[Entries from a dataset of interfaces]
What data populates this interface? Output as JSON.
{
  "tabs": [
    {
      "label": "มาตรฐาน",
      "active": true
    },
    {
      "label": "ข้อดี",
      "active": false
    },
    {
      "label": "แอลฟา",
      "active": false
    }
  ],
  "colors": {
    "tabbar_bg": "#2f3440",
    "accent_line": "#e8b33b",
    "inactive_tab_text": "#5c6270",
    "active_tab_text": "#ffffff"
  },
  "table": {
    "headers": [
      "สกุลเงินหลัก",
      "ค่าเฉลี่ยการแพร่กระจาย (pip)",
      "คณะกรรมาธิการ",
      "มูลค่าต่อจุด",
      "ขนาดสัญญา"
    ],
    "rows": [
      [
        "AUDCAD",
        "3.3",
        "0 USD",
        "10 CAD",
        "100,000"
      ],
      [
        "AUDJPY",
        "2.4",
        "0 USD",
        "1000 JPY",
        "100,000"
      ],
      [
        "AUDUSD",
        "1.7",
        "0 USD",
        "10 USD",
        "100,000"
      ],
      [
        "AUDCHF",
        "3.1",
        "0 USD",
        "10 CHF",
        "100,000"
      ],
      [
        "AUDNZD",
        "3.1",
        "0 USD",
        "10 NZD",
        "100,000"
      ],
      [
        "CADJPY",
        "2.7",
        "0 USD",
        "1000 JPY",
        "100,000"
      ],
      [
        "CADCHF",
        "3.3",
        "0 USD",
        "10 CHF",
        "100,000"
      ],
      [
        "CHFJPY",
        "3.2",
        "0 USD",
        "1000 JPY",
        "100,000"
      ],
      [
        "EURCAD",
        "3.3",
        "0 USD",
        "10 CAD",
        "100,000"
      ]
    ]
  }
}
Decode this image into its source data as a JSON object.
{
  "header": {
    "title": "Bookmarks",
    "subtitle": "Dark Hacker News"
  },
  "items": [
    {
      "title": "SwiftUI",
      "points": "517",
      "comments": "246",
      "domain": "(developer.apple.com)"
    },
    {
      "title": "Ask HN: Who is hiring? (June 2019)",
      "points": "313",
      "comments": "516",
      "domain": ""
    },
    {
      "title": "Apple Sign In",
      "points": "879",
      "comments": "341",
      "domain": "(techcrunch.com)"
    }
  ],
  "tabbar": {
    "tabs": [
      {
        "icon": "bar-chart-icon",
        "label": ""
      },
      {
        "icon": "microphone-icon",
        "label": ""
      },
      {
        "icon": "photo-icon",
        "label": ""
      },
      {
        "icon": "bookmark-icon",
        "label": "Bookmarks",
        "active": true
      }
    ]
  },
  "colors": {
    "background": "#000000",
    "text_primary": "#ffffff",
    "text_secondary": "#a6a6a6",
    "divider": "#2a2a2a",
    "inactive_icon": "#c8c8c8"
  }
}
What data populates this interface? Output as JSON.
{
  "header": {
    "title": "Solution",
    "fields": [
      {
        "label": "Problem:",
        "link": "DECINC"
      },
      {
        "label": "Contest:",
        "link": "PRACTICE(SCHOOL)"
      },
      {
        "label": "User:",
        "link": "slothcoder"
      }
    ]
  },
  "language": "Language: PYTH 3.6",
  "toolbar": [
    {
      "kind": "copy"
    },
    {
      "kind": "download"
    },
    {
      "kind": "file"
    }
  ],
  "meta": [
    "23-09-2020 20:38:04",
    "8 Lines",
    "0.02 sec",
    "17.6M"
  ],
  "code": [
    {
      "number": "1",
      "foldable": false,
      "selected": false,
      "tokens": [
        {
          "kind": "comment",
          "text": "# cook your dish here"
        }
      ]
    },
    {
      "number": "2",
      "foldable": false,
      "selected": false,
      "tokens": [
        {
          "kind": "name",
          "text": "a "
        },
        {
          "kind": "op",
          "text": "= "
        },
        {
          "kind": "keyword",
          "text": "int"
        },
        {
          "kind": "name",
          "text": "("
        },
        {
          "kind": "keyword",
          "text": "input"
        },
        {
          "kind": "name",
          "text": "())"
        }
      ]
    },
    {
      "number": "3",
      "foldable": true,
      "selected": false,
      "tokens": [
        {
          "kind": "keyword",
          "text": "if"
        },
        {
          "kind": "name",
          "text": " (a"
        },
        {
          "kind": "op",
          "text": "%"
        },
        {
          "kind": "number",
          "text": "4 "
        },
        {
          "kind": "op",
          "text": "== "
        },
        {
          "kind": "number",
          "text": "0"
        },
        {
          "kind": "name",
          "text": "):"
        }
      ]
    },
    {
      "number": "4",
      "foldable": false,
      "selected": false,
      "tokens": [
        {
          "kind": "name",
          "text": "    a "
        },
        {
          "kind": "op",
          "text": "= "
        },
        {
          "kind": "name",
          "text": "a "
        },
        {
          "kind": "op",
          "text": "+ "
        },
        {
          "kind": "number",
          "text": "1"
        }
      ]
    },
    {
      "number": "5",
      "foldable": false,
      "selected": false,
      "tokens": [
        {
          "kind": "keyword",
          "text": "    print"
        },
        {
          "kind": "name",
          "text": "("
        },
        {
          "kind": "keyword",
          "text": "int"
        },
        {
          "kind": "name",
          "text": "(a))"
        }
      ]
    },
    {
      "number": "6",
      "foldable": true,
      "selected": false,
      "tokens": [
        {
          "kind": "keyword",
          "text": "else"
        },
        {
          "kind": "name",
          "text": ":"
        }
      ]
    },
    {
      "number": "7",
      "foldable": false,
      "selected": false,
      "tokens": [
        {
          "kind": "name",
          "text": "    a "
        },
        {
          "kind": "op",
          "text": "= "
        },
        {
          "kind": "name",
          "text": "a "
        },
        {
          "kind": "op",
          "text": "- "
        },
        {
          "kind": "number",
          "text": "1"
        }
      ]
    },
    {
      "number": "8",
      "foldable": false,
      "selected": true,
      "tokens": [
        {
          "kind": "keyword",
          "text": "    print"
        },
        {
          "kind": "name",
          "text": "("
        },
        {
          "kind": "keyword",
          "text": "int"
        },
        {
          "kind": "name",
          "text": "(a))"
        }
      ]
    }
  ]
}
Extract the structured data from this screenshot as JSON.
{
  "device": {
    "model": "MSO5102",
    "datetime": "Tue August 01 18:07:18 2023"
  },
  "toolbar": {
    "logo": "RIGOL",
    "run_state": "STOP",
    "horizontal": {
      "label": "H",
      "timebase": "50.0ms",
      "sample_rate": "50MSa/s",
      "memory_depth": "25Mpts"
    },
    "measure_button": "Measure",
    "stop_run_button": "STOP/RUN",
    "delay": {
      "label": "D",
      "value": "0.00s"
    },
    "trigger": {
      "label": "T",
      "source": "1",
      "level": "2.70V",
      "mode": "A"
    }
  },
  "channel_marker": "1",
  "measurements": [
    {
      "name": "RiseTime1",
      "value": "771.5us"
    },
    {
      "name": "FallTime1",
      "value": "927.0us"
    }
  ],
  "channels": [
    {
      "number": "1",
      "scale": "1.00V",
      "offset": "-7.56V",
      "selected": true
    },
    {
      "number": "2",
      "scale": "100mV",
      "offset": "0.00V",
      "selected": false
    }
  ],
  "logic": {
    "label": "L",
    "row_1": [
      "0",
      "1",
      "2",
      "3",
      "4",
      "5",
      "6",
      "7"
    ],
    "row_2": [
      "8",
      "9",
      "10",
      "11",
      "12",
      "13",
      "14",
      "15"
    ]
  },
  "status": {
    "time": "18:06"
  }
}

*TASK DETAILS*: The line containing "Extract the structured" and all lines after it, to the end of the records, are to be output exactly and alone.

*EXERCISE SOLUTION*:
Extract the structured data from this screenshot as JSON.
{
  "device": {
    "model": "MSO5102",
    "datetime": "Tue August 01 18:07:18 2023"
  },
  "toolbar": {
    "logo": "RIGOL",
    "run_state": "STOP",
    "horizontal": {
      "label": "H",
      "timebase": "50.0ms",
      "sample_rate": "50MSa/s",
      "memory_depth": "25Mpts"
    },
    "measure_button": "Measure",
    "stop_run_button": "STOP/RUN",
    "delay": {
      "label": "D",
      "value": "0.00s"
    },
    "trigger": {
      "label": "T",
      "source": "1",
      "level": "2.70V",
      "mode": "A"
    }
  },
  "channel_marker": "1",
  "measurements": [
    {
      "name": "RiseTime1",
      "value": "771.5us"
    },
    {
      "name": "FallTime1",
      "value": "927.0us"
    }
  ],
  "channels": [
    {
      "number": "1",
      "scale": "1.00V",
      "offset": "-7.56V",
      "selected": true
    },
    {
      "number": "2",
      "scale": "100mV",
      "offset": "0.00V",
      "selected": false
    }
  ],
  "logic": {
    "label": "L",
    "row_1": [
      "0",
      "1",
      "2",
      "3",
      "4",
      "5",
      "6",
      "7"
    ],
    "row_2": [
      "8",
      "9",
      "10",
      "11",
      "12",
      "13",
      "14",
      "15"
    ]
  },
  "status": {
    "time": "18:06"
  }
}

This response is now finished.